Description of the task →
Your answer is one number: the count of lines below that hold the word "handle".

● ● ● ●

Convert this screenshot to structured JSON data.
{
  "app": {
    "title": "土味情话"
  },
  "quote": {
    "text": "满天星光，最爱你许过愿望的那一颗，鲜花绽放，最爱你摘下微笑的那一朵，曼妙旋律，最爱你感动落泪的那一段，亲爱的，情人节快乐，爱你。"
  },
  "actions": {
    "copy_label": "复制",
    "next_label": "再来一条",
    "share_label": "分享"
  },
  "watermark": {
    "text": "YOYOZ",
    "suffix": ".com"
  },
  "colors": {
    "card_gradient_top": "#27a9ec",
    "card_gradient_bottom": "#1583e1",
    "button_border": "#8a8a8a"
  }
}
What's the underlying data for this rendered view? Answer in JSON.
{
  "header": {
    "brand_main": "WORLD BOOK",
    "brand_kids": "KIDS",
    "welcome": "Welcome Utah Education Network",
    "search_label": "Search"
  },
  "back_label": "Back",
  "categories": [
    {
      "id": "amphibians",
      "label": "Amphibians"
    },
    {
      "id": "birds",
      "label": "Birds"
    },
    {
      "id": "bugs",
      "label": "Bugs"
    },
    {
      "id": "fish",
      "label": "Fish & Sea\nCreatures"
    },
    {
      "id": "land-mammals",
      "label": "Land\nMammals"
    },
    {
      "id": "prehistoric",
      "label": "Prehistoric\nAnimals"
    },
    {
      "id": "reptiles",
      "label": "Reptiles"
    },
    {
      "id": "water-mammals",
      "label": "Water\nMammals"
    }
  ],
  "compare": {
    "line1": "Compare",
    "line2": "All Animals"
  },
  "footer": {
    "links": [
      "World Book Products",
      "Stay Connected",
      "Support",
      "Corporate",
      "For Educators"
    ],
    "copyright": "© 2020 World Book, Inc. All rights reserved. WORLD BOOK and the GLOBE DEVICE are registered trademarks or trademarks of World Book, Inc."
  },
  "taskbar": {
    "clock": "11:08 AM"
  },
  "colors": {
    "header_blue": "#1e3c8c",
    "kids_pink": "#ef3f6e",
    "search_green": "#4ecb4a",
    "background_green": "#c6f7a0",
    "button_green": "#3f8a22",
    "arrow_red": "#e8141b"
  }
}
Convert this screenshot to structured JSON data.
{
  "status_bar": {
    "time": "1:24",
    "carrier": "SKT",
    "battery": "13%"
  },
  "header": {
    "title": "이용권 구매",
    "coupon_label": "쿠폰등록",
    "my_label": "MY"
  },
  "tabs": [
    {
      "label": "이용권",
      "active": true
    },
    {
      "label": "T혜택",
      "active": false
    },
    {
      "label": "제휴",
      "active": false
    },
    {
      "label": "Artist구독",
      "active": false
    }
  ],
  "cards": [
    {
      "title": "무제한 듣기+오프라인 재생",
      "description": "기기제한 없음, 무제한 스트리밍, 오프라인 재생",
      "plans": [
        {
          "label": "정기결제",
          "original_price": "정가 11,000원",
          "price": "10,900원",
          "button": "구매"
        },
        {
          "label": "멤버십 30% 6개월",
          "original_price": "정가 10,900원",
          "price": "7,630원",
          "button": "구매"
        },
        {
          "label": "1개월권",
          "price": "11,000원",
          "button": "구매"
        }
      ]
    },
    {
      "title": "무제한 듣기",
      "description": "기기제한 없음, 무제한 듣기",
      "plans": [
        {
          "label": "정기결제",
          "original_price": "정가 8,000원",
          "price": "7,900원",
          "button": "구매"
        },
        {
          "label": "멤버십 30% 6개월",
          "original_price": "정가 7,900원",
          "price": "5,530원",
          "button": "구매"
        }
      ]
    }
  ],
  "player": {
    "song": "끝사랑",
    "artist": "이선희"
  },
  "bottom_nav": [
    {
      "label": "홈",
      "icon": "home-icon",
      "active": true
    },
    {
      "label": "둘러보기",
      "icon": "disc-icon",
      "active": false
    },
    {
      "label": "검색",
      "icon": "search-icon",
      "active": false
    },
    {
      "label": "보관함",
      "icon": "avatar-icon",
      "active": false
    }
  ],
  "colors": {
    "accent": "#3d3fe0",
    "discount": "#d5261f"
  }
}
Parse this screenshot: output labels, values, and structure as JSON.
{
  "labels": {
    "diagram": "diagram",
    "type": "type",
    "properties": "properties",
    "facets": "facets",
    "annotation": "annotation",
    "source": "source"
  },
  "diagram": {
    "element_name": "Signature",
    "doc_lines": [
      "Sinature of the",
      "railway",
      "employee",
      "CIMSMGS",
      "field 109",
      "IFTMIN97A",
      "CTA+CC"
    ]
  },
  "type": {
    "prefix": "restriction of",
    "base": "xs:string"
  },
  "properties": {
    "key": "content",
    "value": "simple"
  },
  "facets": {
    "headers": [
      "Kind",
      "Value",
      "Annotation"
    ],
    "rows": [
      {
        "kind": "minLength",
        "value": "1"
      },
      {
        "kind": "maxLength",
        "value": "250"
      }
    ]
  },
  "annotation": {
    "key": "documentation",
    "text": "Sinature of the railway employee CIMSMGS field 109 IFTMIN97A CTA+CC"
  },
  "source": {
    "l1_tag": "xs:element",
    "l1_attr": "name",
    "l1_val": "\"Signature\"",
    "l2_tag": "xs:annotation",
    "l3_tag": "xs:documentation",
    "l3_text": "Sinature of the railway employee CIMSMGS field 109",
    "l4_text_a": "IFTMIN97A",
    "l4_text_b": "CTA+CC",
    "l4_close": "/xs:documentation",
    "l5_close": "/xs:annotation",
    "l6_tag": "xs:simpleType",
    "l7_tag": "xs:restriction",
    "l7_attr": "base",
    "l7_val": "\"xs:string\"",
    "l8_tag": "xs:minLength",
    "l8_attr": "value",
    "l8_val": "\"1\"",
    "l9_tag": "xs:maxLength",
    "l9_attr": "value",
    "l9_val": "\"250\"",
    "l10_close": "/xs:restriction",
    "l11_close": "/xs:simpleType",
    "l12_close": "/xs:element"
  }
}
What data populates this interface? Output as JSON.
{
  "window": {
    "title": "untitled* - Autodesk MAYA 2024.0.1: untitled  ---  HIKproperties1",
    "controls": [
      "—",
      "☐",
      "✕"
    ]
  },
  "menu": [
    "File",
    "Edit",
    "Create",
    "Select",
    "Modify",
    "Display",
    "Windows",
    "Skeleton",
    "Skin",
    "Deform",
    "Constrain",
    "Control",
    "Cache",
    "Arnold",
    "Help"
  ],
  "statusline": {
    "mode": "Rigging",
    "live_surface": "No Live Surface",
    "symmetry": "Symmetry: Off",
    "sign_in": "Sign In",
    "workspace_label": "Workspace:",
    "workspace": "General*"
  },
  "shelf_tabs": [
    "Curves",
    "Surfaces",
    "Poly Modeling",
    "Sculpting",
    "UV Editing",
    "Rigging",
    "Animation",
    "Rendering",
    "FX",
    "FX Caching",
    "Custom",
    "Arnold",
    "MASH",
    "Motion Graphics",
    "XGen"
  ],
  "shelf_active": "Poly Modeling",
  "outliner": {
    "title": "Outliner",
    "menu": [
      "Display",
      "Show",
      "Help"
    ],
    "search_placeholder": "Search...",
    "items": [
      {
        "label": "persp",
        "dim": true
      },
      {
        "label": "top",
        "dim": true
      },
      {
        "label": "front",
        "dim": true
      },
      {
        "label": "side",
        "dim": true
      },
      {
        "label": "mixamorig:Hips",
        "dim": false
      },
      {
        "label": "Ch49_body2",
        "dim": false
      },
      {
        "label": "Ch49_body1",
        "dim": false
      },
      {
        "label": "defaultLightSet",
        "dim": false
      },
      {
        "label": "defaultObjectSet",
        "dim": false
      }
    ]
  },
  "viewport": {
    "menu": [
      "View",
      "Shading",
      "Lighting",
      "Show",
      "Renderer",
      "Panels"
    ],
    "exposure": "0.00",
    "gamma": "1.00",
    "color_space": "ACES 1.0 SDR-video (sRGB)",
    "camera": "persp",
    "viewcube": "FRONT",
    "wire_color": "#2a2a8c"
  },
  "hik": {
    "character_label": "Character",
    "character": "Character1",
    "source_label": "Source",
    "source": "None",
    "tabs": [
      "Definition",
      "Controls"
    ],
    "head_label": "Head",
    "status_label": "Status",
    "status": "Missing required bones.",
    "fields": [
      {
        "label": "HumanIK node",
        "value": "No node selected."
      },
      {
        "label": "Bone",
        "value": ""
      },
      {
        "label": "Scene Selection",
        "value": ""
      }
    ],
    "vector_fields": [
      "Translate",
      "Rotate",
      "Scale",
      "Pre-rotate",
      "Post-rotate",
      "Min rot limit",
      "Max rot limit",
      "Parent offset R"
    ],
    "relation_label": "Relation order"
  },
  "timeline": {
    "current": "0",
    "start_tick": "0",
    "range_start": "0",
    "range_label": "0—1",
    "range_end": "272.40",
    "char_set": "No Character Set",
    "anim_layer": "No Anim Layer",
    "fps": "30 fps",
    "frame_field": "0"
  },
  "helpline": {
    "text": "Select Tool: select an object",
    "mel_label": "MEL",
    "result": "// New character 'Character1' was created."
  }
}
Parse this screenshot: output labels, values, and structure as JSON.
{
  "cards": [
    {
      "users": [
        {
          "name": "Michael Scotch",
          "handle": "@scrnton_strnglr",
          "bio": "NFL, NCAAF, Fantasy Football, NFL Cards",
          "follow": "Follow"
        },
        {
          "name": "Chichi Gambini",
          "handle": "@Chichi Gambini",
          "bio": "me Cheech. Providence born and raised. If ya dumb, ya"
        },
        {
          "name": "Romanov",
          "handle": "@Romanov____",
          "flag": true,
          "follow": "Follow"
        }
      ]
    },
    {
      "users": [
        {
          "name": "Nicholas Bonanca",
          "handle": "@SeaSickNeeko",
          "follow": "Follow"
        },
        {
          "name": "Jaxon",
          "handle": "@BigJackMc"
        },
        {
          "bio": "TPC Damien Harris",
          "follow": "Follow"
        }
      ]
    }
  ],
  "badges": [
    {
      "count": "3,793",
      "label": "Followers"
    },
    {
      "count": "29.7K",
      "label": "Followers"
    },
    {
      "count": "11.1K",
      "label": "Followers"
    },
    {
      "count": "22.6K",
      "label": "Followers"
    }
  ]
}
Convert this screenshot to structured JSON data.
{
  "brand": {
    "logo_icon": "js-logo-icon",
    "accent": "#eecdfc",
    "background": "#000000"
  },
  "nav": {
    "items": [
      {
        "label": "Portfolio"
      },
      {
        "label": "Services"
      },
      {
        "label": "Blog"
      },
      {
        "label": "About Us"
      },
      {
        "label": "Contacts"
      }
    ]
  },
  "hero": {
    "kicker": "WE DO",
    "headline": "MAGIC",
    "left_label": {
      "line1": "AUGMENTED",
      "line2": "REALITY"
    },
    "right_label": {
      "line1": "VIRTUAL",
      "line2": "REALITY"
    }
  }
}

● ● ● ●

Answer space →
5